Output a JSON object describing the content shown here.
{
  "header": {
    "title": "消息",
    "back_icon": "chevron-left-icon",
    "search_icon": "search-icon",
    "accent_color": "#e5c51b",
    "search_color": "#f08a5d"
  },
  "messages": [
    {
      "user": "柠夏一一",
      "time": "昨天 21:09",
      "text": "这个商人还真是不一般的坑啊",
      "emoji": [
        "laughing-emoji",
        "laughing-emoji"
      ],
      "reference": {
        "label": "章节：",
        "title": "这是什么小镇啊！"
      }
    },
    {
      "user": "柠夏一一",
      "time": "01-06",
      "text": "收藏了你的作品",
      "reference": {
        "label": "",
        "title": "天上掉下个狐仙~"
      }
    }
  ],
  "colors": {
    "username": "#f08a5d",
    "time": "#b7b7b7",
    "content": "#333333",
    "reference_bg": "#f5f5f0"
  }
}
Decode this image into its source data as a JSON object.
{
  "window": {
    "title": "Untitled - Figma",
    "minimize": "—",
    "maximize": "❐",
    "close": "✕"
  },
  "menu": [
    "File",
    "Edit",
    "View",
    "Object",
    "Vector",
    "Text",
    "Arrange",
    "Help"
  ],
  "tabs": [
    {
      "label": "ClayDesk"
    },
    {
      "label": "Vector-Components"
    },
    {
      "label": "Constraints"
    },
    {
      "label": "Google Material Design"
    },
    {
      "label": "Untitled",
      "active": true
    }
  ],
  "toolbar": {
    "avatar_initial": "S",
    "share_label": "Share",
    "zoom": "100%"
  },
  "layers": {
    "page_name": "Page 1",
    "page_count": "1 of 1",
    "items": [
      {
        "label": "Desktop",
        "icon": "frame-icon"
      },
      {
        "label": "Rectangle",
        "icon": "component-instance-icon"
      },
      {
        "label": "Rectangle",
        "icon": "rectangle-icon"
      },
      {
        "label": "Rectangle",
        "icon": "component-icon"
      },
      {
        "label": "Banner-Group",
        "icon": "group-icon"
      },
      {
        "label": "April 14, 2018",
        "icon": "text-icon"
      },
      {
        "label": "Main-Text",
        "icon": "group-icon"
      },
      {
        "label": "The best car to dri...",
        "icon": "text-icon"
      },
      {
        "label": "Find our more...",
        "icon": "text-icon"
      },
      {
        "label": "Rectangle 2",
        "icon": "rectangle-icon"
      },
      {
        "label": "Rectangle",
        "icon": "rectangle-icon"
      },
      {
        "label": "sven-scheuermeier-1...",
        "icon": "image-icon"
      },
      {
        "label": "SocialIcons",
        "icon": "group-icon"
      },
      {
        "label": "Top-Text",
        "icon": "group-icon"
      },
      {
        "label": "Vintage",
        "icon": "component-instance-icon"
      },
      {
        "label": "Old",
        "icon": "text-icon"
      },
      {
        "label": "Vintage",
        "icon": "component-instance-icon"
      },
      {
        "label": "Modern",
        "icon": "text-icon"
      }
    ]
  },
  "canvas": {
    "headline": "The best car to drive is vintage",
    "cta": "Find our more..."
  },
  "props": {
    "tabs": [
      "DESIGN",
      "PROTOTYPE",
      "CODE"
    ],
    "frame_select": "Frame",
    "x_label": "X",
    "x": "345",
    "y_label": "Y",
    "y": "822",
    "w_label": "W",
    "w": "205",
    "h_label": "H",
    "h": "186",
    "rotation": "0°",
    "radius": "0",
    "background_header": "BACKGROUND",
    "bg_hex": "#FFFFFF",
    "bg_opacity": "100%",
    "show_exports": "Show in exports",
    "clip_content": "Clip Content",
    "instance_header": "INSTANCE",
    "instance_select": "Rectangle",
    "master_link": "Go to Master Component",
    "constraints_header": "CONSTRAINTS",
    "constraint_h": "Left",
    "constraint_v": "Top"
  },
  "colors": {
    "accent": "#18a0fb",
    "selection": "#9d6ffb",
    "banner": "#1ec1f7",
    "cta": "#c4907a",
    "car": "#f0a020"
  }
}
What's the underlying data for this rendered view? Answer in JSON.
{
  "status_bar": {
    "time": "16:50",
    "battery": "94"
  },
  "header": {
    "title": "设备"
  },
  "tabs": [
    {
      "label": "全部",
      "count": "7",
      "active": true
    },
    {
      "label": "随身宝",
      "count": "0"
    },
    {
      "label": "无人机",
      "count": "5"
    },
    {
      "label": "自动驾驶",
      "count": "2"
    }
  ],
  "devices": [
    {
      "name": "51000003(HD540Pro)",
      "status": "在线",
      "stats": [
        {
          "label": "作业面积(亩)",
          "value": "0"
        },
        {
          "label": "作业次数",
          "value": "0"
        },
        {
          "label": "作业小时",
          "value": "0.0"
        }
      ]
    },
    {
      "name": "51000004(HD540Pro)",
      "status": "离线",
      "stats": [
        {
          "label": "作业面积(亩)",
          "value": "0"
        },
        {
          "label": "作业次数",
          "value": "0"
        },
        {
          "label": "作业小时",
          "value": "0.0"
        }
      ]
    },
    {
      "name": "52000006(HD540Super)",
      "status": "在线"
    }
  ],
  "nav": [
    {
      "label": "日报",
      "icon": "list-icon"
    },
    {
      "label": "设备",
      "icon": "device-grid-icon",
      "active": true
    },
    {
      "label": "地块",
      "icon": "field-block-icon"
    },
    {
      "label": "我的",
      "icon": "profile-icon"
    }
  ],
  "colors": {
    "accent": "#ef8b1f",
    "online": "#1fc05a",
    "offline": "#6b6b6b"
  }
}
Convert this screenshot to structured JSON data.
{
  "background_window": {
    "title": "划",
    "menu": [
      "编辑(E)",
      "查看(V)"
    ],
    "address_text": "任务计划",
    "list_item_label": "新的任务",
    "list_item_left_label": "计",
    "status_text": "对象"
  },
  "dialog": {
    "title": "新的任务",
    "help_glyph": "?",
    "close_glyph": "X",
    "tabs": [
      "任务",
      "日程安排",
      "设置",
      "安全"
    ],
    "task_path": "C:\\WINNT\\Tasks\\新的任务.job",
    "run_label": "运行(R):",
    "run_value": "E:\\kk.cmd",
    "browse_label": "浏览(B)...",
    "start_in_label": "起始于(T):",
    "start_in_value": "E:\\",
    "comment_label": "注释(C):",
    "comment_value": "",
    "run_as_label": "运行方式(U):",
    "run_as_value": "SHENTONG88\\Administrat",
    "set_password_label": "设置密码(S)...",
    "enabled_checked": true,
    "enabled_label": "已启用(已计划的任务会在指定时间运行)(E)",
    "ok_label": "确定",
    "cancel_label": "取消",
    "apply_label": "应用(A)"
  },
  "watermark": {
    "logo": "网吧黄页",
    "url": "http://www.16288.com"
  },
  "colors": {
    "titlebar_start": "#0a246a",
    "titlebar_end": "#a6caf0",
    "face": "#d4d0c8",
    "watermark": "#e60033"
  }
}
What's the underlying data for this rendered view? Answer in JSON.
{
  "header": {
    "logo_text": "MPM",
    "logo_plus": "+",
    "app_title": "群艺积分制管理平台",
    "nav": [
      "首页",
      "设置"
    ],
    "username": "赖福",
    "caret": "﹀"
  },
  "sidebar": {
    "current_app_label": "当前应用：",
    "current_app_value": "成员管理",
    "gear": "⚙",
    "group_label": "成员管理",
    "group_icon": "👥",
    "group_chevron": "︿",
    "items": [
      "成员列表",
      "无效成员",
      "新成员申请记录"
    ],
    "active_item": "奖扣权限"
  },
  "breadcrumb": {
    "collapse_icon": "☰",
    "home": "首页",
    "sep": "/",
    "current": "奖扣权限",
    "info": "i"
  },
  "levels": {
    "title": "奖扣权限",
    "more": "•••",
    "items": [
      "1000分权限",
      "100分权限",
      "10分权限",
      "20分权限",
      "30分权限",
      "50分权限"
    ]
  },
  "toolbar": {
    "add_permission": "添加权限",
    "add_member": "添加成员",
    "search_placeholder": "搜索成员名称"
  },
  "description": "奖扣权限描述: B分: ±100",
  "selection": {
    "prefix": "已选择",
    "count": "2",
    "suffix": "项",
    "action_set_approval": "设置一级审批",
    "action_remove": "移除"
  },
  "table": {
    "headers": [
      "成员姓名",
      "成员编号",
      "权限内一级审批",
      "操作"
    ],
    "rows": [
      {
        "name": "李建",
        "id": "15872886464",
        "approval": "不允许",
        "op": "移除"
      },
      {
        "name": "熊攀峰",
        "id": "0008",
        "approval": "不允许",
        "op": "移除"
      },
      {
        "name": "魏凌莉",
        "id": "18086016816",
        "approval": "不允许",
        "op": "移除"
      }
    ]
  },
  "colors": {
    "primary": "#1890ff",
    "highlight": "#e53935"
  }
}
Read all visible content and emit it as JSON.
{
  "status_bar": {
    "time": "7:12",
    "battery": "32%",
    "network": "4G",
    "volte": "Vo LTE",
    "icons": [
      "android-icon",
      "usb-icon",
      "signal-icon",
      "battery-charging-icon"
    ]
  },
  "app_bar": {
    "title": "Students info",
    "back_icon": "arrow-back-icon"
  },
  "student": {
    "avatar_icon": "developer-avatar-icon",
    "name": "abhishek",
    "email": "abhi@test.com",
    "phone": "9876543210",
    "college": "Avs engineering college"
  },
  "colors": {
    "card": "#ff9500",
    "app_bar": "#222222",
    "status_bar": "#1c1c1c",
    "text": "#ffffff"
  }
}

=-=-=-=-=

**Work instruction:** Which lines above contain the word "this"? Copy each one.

**Task answer:**
Decode this image into its source data as a JSON object.
What's the underlying data for this rendered view? Answer in JSON.
Convert this screenshot to structured JSON data.
What's the underlying data for this rendered view? Answer in JSON.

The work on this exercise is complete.